The other issue is that it’s not clear how this translates into healthy humans. I realize that’s often a generic criticism, but normal mice aren’t affected by E. coli NC101. Lots of healthy people carry B2 E. coli. People will also have a mixture of E. coli at various times, and E. coli are, in the long term, transient–this isn’t like Helicobacter pylori where strains will persist for years. It remains to be seen how long an association is required in a complex community, as opposed to “mono-associated mice” for these processes to occur (if they do at all). In short, this study highlights a potential mechanism underlying colorectal cancer, but we have no idea how potent this mechanism is in humans (doesn’t seem to have much effect in normal mice). As Eisen put it, “there is no evidence that the colibactin producing bacteria cause cancer.”

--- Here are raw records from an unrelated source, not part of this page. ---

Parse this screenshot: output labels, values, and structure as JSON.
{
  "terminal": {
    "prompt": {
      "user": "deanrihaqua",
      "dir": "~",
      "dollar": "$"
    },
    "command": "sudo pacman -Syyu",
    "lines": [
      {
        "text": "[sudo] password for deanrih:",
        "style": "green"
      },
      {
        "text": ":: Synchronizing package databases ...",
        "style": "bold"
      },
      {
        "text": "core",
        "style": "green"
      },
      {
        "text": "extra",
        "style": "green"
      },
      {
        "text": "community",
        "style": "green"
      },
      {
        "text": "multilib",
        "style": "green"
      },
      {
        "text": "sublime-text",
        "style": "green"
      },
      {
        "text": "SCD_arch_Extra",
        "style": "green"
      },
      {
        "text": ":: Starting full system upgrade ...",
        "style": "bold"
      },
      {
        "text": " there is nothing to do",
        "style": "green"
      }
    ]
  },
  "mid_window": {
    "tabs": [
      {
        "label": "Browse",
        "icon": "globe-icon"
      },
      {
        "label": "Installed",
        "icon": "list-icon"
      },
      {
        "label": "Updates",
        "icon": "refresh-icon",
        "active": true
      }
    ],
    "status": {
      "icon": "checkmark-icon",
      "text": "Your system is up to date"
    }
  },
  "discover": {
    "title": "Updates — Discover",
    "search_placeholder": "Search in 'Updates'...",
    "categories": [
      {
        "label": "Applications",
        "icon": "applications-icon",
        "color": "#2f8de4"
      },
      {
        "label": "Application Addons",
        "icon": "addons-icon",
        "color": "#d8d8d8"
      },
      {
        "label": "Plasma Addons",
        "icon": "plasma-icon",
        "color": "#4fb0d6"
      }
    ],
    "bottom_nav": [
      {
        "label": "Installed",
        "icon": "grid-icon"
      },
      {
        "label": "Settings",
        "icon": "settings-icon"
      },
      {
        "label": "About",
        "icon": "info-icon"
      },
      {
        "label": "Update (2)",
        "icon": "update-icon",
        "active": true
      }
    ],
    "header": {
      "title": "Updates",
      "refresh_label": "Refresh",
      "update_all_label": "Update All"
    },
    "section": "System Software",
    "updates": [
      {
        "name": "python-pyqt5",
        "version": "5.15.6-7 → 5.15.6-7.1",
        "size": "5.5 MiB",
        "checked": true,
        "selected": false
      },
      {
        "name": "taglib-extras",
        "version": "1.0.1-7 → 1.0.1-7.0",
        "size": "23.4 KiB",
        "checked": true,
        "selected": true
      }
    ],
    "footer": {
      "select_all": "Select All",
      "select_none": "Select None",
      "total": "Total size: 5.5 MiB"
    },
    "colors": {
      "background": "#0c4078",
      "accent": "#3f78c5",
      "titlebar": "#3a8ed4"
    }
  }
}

Finally, there’s one result that doesn’t make sense to me–the statistics don’t seem correct:
Although 5 of the 24 (20.8%) non-IBD/non-CRC controls [MB: ‘normal’ mice] harbored pks+ E. coli [MB: colibactin-producers], the genotoxic island was detected in 14 of 35 (40%, P < 0.05) IBD patients and in 14 of 21 (66.7%, P < 0.001) CRC patients (Fig. 3B and table S3).
I must be missing something obvious, because if you use any of the basic statistical tests (binomial sign, Fisher’s Exact, Chi-Square or Pearson’s tests), the IBD patients don’t have a significantly higher frequency of colibactin-producers (5 vs. 19 for normal; 14 vs. 21 for IBD). Anyone want to run the numbers and show me what I’m not getting?
For the non-scientists, it’s worth actually realizing what studies like these do well: illuminating potential mechanisms. This work is good science. The reason I went through this exercise is not to tear down this article, but because, like Eisen, I’m concerned by what I’ll call ‘microbiome creep’, where claims in the popular coverage keep escalating (hell, give it few months, and we will probably start to see people claim E. coli causes breast cancer). When we (and I include science communicators in “we”) act as if these kinds of studies concretely explain natural phenomena, we are stretching good studies too far. Inevitably, even among scientists who are skimming news reports, many readers will think, “Bacteria can cause cancer.” This then leads to unrealistic expectations (e.g., even if this mechanism does work, it could be very weak, so it’s not where you intervene medically). That’s not a good thing, especially for younger researchers just getting their feet wet in this field, and who could get hit with a nasty backlash when ‘we haven’t cured colorectal cancer.’
For the scientists, remember than even though science journalists are sympathetic to scientists (certainly relative to political reporters and politicians), their interests and research scientists’ interests do not always overlap. We don’t want to undersell things, but overplaying results won’t help us either.
Cited article: Arthur JC, Perez-Chanona E, Mühlbauer M, Tomkovich S, Uronis JM, Fan TJ, Campbell BJ, Abujamel T, Dogan B, Rogers AB, Rhodes JM, Stintzi A, Simpson KW, Hansen JJ, Keku TO, Fodor AA, Jobin C. 2012. Intestinal Inflammation Targets Cancer-Inducing Activity of the Microbiota. Science DOI: 10.1126/science.1224820